In 1980 I returned to Des Moines where I was lucky to be hired at The Graphic Corporation as photographer and studio manager. I immersed myself in learning the skills of advertising and commercial photography. I shot with everything from 8×10 and 4×5 view cameras to Hasselblad 120 and Nikon 35mm. I processed my own E-6 color transparency and black & white film. The range of projects was from Ardan’s catalogs to Pioneer Seeds annual report, from MidAmerican Energy, Meredith, Younkers, National Pork Producers, Iowa Tourism, Des Moines Chamber of Commerce, Boyt Luggage, Maytag, Pella Windows, and on and on.

In 1985 I took out an SBA loan and opened my own studio. I hit the ground running and continued to do all kinds of photography for a wide range of Midwestern clients, advertising agencies and graphic designers. My love of photography continued to grow and I searched out meaningful, artistic projects. I worked with the Des Moines Ballet, The Civic Center any client that would allow me to explore the boundaries and create a body of work that was more expressive than literal.

In 1993 I formed a partnership with Mark Doolittle that we called GYZNIWA. Our mission was to cross over to digital imaging. To sync with the designers who were working on the computer and expand the creative possibilities. It felt like the dam had broken and anything was possible. We were doing all kinds of fun things, winning awards. We won the Nikon/Photo District News self-promotion national award, lots of Art Director’s and Addy Awards. Percival Gallery offered us a show and we did a series of people at the Iowa State Fair printed on full sheets of Arches watercolor paper. That series and the one that won the Nikon/PDN Award were both accepted into the Iowa Artist Show at the Des Moines Art Center in 1996 and 1998. We were traveling all over the country shooting for national accounts and having a great time.

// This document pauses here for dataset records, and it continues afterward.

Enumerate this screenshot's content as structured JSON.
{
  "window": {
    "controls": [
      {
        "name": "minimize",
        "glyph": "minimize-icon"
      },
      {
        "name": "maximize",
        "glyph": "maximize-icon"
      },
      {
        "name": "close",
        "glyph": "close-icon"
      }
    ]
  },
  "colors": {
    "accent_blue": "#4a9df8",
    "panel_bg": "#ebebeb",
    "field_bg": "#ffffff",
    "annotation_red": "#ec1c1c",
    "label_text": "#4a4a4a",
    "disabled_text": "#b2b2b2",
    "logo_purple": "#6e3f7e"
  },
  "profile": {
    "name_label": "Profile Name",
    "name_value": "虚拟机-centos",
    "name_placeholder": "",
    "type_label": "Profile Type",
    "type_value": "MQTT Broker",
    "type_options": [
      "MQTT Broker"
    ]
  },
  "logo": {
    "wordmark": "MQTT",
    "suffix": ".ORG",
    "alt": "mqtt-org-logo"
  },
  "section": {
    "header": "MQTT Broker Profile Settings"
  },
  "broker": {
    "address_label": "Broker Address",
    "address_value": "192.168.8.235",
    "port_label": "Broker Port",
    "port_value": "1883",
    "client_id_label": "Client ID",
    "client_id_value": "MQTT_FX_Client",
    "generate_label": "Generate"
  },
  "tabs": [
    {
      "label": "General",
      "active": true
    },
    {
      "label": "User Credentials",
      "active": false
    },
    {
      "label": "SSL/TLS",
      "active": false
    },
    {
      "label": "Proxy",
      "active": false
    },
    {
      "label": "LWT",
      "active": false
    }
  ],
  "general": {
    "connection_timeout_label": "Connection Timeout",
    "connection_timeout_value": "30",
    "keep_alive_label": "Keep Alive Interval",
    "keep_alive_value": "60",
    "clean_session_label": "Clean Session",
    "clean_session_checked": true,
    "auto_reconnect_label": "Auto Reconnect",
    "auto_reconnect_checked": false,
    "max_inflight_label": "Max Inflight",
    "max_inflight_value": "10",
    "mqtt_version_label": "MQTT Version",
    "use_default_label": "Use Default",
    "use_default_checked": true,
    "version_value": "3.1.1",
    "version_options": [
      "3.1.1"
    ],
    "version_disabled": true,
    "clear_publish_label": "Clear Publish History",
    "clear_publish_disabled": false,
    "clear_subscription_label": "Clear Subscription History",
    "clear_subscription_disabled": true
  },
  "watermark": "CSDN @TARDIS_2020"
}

By the turn of the century we had gone our separate ways and I started to focus on refining my commercial work to a more satisfying aesthetic. I had always felt that the commissioned work could be every bit as artistic as any self-assigned project. In 2003 I was part of a show at the Arthouse Gallery and then in 2007-2009 took part in the Artstop tour of artist’s studios. One of the best projects of my life came in 2010 when Wellmark built their new headquarters building in downtown Des Moines. They implemented a “wayfinding” system of having all of the signage and artwork on each floor be of it’s own consistent nature theme. They ranged from prairie grass to wildflowers, water, leaves and trees. I used this as motivation to immerse myself in almost a whole year of nature photography. I would get up in the middle of the night to travel to places like Stephens State Forest, Neil Smith Wildlife Refuge and The Loess Hills. The whole time I was conscious of thinking “ What can I do to makes these special?” I was obsessed with it. I loved it! I ended up with several pieces in their collection including seventeen murals that were installed at approximately ten feet high by twenty feet wide. I ended up with hundreds of images that are in my own personal collection. One of which was accepted into the Iowa Artists 2012: Print Show at The Des Moines Art Center.